Kino/Film: Soviet Posters of the Silent Screen, GRAD, 17 January – 29 March 2014

As the UK/Russia Year of Culture begins, GRAD (Gallery for Russian Arts and Design) collaborates with Antikbar to present Kino/Film: Soviet Posters of the Silent Screen. This exciting exhibition examines the golden age of Soviet film posters from the 1920s, co-curated by Elena Sudakova, director of GRAD, and film critic and art historian Lutz Becker. The show runs from 17 January to 29 March 2014.

The 1920s saw the advent of new and radical graphic design created to advertise silent films across the Soviet Union. Film posters of this era have become masterpieces in their own right, produced at a time when innovative on-screen techniques were being incorporated into the design of advertisements. Over 30 works by the brothers Georgii and Vladimir Stenberg, Yakov Ruklevsky, Aleksandr Naumov, Mikhail Dlugach and Nikolai Prusakov, will be on display.

A relatively new art form, film matched the revolutionary ethos of an emerging generation of artists for whom fine art was deemed bourgeois. The advantages of using film as a propaganda tool for the largely illiterate masses were not lost on the government, who supported the burgeoning film industry.

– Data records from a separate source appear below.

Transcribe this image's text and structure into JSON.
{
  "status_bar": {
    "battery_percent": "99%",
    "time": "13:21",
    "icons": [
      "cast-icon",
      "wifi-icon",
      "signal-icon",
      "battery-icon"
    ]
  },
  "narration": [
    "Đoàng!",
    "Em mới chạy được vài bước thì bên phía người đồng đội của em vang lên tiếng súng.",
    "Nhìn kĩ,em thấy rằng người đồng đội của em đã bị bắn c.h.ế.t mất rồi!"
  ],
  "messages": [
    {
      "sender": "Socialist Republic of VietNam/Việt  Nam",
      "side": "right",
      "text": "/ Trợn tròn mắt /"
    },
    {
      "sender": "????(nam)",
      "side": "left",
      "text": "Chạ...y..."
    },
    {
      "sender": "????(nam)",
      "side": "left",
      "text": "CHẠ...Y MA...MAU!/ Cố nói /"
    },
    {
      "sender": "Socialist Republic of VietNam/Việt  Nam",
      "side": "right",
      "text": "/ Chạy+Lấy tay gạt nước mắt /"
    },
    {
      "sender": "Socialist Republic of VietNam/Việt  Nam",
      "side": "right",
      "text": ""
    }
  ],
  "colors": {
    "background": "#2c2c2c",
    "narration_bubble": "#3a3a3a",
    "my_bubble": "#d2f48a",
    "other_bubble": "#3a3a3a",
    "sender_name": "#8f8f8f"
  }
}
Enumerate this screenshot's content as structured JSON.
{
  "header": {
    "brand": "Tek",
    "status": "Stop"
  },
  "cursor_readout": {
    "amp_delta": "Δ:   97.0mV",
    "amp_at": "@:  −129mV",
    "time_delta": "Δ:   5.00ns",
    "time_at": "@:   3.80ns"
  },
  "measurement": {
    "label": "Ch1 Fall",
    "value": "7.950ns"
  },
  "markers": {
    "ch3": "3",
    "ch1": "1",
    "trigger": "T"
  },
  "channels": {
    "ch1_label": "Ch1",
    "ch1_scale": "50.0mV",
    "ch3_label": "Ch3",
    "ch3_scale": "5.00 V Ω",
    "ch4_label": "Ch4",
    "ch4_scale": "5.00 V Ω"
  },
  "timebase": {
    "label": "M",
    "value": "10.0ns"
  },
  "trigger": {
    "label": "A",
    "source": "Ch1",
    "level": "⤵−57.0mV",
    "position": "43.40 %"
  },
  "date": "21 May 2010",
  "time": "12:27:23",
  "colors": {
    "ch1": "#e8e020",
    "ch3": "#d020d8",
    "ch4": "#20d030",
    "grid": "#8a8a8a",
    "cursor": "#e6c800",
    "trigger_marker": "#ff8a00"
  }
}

A state-controlled organisation, Sovkino, managed the distribution of foreign films, including those from the US which were very popular; profits were used to subsidise domestic film production. These Soviet films soon gained an international reputation through feature-length masterworks such as Battleship Potemkin.

To accompany the exhibition GRAD will host screenings to showcase the innovative techniques employed by the poster artists and film-makers of this era. Excerpts of seminal films Battleship Potemkin, October and the ground-breaking documentary, The Man with the Movie Camera, will highlight the symbiotic relationship between the pioneering vision of directors such as Sergei Eisenstein and Dziga Vertov and the output of the poster artists engaged to promote them.

Techniques such as cinematic montage, repetition, asymmetric viewpoints and dramatic foreshortenings were used in the creation of both the films and the posters, leading to the appearance of a distinctive and highly influential body of design. Mass produced during the 1920s, the posters were made for one use only and few originals survive. The exhibition at GRAD is a rare opportunity to see these seminal works, many of which have not been exhibited in the UK before.

For more information visit www.grad-london.com

Credits
Courtesy of GRAD and AntikBar